What the task requires
Your answer must consist of the records below, reproduced exactly, with every picture removed.

Data records
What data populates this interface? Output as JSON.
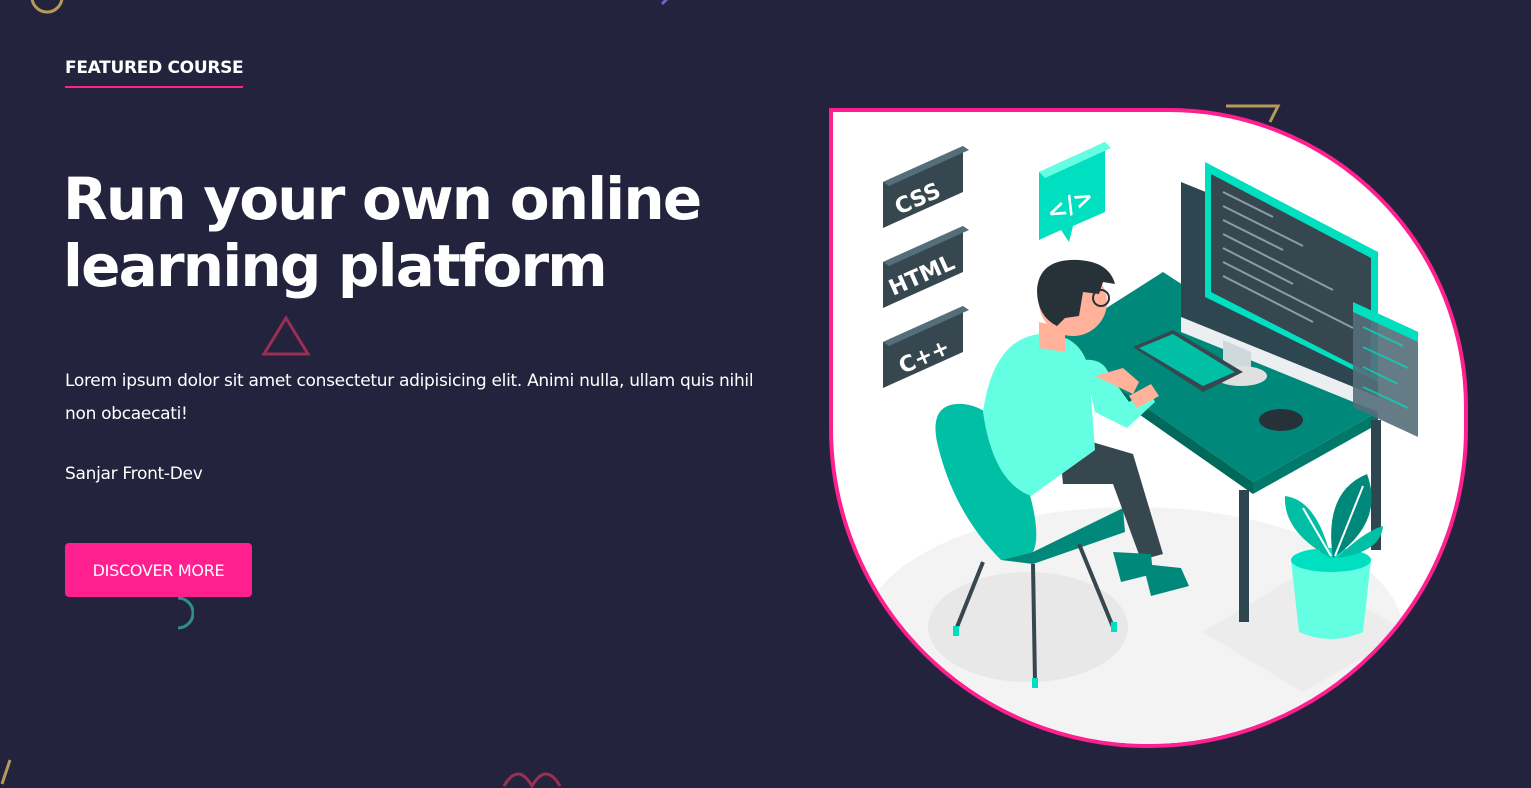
{
  "hero": {
    "eyebrow": "FEATURED COURSE",
    "title_line1": "Run your own online",
    "title_line2": "learning platform",
    "description": "Lorem ipsum dolor sit amet consectetur adipisicing elit. Animi nulla, ullam quis nihil non obcaecati!",
    "author": "Sanjar Front-Dev",
    "cta_label": "DISCOVER MORE"
  },
  "illustration": {
    "badges": [
      "CSS",
      "HTML",
      "C++"
    ],
    "code_tag": "</>",
    "subject": "developer-at-computer-desk"
  },
  "colors": {
    "background": "#23233d",
    "accent": "#ff1f8e",
    "text": "#ffffff",
    "teal": "#00dfc0",
    "dark_teal": "#2d4650"
  }
}
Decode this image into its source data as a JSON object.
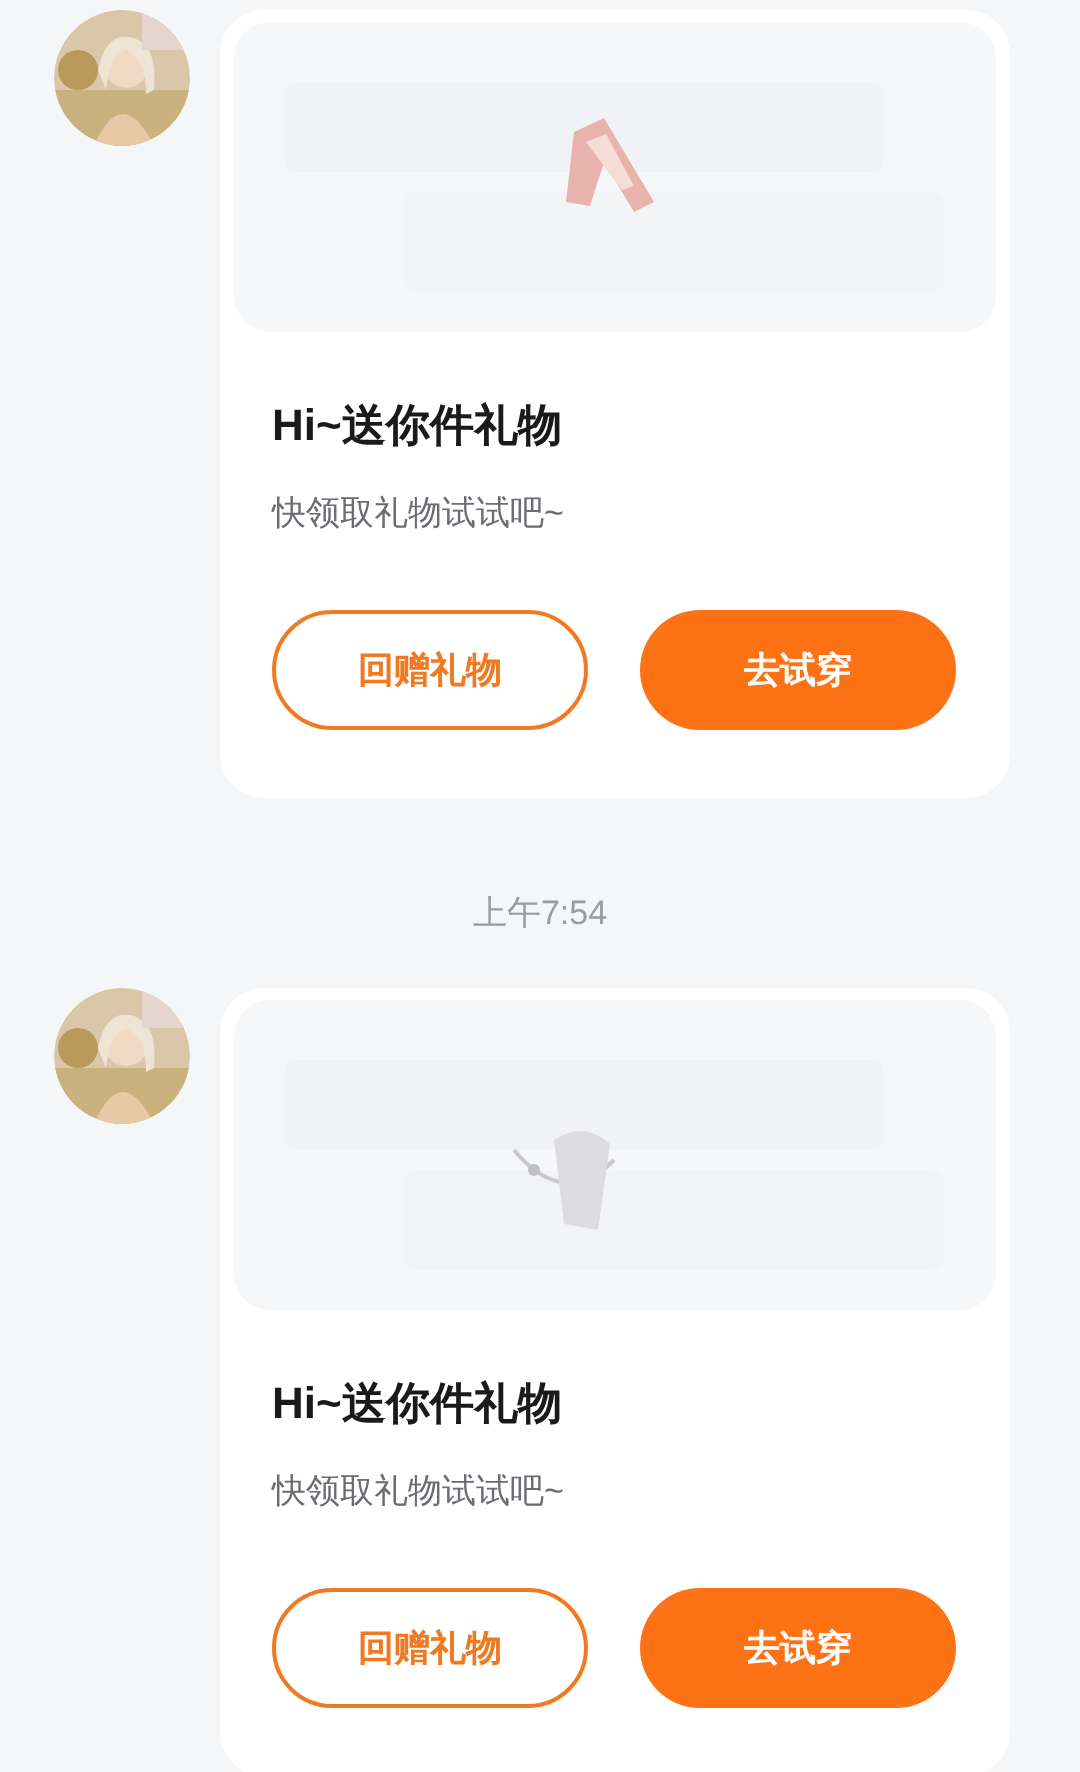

Answer area
What data populates this interface? Output as JSON.
{
  "hero": {
    "eyebrow": "FEATURED COURSE",
    "title_line1": "Run your own online",
    "title_line2": "learning platform",
    "description": "Lorem ipsum dolor sit amet consectetur adipisicing elit. Animi nulla, ullam quis nihil non obcaecati!",
    "author": "Sanjar Front-Dev",
    "cta_label": "DISCOVER MORE"
  },
  "illustration": {
    "badges": [
      "CSS",
      "HTML",
      "C++"
    ],
    "code_tag": "</>",
    "subject": "developer-at-computer-desk"
  },
  "colors": {
    "background": "#23233d",
    "accent": "#ff1f8e",
    "text": "#ffffff",
    "teal": "#00dfc0",
    "dark_teal": "#2d4650"
  }
}
Decode this image into its source data as a JSON object.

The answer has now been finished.